This old gringo, from time to time, receives a flurry of comments and questions. Many are predictable. Where should I visit? How much does it cost? How’s the weather in January? Is it safe to drive?
This message was intriguing: “We are studying symbolism. What’s with the snake on the Mexican flag?”
Answer The big bird with the firm grip on the serpent came down from Aztec legend. The early gods supposedly decreed that the natives should build a city where they saw an eagle, parked on a cactus, considering snake for lunch.
This is the only possible explanation for putting Mexico City where it is, atop what was once a lake — so foundations could sink into the sediment and disposal of wastewater would require an engineering miracle.
Contrary to rumor, I like Mexico City. I like Jocotepec better.
One other comment on symbolism: The cartoon of the Mexican male, sombrero down over his eyes, leaning back against the cactus, obviously sound asleep, is a prickly misrepresentation of the national work ethic.
Mexican workmen may wait until tomorrow and still not start on time. They may take long smoke breaks and an occasional sip of tequila. They may play the radio too loud and sing along off-key. But they are not lazy. They will produce for their pesos. They are creative and far more likely to fix things than throw them away.
The welfare state is north of the border.
Answer Could be you are thinking about the nice, sweet drug raid during a religious service in Apatzingan, in Michoacan. Government agents surrounded a church and arrested some people suspected of moving meth to the United States. Forty others were hauled in for questioning.
The scene was straight from HBO, a gathering of 200 law officers, two Black Hawk helicopters, two armor-plated vehicles and a surveillance airplane mistaken for a mad bomber.
Confiscated from the church parking lot were an assortment of luxury vehicles, fragmentation grenades, automatic weapons, many, many cell phones and $13,000 in tip money from an SUV glove box.
Nobody shot anybody but the priest complained about official lack of respect. My source says the real problem was that the mass removal preceded the collection.
The Mexican government and a federal police spokesman apologized to the church. That may be where the politeness came in.
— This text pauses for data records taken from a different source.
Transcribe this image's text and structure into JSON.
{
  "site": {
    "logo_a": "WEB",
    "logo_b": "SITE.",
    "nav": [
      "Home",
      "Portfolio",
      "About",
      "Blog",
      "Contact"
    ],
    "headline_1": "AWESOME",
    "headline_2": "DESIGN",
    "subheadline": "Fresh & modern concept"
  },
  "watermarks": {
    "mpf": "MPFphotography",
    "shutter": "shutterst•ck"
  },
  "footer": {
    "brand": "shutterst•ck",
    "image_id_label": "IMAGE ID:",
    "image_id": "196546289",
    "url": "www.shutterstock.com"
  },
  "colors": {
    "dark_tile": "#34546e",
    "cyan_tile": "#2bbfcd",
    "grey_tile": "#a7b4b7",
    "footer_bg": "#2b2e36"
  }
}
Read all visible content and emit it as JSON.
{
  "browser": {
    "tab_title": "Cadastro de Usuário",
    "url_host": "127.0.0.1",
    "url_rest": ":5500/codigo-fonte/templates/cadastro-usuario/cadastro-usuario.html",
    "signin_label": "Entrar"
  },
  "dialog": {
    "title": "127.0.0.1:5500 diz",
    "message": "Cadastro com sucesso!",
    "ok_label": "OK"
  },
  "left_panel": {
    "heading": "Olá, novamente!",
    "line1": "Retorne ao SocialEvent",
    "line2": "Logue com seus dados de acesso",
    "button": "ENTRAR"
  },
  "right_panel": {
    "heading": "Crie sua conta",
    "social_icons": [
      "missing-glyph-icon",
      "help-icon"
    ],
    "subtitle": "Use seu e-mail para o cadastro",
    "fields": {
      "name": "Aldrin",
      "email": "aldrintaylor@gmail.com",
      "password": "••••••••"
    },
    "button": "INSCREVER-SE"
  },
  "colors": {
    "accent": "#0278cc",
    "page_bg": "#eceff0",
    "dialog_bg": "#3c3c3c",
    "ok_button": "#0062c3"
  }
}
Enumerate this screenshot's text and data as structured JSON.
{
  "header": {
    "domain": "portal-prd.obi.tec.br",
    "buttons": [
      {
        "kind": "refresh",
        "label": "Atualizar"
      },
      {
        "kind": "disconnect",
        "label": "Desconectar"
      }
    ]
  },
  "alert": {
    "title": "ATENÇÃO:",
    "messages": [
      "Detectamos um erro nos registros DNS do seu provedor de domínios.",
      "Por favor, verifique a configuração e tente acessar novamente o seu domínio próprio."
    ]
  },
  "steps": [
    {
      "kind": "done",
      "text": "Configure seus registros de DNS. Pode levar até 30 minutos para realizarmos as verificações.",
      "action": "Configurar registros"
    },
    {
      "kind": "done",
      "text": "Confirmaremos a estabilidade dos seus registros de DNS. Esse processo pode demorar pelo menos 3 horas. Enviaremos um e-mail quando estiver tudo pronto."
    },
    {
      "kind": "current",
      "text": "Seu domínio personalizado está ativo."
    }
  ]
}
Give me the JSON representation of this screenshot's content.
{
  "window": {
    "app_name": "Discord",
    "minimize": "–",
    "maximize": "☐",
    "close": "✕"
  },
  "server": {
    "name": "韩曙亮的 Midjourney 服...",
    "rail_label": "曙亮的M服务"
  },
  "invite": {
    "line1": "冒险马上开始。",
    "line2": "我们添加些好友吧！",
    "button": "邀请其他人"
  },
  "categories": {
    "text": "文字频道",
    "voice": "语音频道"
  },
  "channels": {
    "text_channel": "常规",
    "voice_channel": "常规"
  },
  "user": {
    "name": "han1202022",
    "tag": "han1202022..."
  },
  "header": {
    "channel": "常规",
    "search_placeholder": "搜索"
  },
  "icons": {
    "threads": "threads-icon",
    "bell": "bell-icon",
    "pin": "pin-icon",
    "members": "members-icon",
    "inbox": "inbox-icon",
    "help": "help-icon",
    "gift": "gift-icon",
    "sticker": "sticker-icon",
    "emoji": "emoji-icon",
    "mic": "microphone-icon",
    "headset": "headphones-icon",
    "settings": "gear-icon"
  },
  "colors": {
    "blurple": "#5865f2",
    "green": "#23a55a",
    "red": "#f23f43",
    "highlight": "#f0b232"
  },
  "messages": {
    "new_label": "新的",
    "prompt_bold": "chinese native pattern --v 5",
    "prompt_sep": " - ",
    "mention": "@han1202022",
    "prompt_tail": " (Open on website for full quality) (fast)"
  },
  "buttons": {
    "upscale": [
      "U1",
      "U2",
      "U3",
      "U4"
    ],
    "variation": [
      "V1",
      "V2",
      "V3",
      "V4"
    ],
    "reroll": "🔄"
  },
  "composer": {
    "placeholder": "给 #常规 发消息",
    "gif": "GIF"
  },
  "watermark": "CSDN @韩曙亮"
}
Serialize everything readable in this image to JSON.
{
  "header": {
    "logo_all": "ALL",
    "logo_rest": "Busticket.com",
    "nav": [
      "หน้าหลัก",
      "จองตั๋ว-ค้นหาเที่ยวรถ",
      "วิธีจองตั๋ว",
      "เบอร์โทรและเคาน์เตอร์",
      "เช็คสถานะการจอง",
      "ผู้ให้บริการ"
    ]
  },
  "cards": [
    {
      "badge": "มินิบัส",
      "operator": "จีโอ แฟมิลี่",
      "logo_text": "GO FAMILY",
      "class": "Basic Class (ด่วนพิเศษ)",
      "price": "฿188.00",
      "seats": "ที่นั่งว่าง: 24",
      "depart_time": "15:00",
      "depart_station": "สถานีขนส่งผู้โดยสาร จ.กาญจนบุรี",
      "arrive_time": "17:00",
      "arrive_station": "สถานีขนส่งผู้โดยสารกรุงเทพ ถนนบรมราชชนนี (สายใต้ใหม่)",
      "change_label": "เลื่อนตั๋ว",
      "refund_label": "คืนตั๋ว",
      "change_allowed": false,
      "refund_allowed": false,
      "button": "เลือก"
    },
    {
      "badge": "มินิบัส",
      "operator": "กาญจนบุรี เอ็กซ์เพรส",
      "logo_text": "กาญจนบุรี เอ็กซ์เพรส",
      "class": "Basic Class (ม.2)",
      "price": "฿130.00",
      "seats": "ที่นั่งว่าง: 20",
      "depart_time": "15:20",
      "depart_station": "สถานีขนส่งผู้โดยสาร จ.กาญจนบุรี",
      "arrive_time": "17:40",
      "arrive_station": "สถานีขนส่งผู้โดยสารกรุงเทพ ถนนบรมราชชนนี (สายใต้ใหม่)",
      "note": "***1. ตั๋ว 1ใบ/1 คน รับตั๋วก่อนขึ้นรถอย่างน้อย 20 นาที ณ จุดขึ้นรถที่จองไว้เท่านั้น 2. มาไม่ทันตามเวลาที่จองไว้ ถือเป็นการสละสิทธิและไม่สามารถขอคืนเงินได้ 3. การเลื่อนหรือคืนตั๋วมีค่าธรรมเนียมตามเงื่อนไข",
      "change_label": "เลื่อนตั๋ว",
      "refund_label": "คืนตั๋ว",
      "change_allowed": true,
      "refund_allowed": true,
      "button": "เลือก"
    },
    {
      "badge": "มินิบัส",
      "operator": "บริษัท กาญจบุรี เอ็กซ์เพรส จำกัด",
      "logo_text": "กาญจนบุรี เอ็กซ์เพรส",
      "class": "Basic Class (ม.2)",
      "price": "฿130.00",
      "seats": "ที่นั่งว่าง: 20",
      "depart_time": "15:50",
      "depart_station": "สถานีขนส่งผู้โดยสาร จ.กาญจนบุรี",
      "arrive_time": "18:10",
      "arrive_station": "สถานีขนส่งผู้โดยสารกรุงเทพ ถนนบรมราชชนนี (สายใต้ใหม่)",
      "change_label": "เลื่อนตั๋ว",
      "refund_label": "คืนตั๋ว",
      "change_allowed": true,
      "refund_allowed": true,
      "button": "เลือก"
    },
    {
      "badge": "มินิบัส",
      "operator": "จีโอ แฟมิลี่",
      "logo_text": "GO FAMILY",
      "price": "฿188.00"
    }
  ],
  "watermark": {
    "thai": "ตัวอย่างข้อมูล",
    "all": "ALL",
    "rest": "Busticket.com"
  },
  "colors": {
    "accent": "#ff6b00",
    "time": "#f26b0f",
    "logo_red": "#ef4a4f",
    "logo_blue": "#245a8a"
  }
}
Question: Do you follow The Hollywood Reporter? What do you know about the virgin movie in Mexico?
Answer: No to the first part. Some about the second and it isn’t what you think.
Joe Eszterhas, who wrote Basic Instinct, Jagged Edge, Flashdance, Showgirls and other R and double-R sizzlers, has signed to do a screen script about Aztec peasant Juan Diego’s stunning 16th century introduction to the virgin of Guadalupe.
Eszterhas and the Virgin? If you think this is a strange match not necessarily made in Heaven, you need to know that Joe got serious about religion after doctors found throat cancer and pronounced him dead-to-be. He felt the impending doom. As he tells it, he collapsed at the side of a street and begged God to help him.
“I hadn’t prayed since I was a boy. I had made fun of God and those who loved God. And now, through my sobs, I heard myself asking God to help me… and He did!”
Joe says he has been looking for a writing subject with redeeming value. Payback?
The converted Joe Eszterhas is gone from Hollywood but remains a complex character. He has been seen in church in sandals, blue jeans and a Rolling Stones T-shirt, carrying a wooden cross down the aisle.
Answer Mexico education is a story all its own. Here are Taiwan tidbits for your consideration: Public school starts at 7:30 and goes until 5. Top classes stay until 6. Some children grab a snack and hurry to private English lessons.
Not so in Mexico.
Taiwan schools have no custodians. Education money is spent on education. Students form teams to sweep, mop and pick up leaves from playgrounds and parking lots. There are no potato-chip bags blowing in the wind. This is called discipline.
Mexico takes a more relaxed approach.
Part of seventh-grade education in Taiwan is to return to elementary school to help teach the younger children. In Mexico, too many seventh graders give up on education and go job-hunting.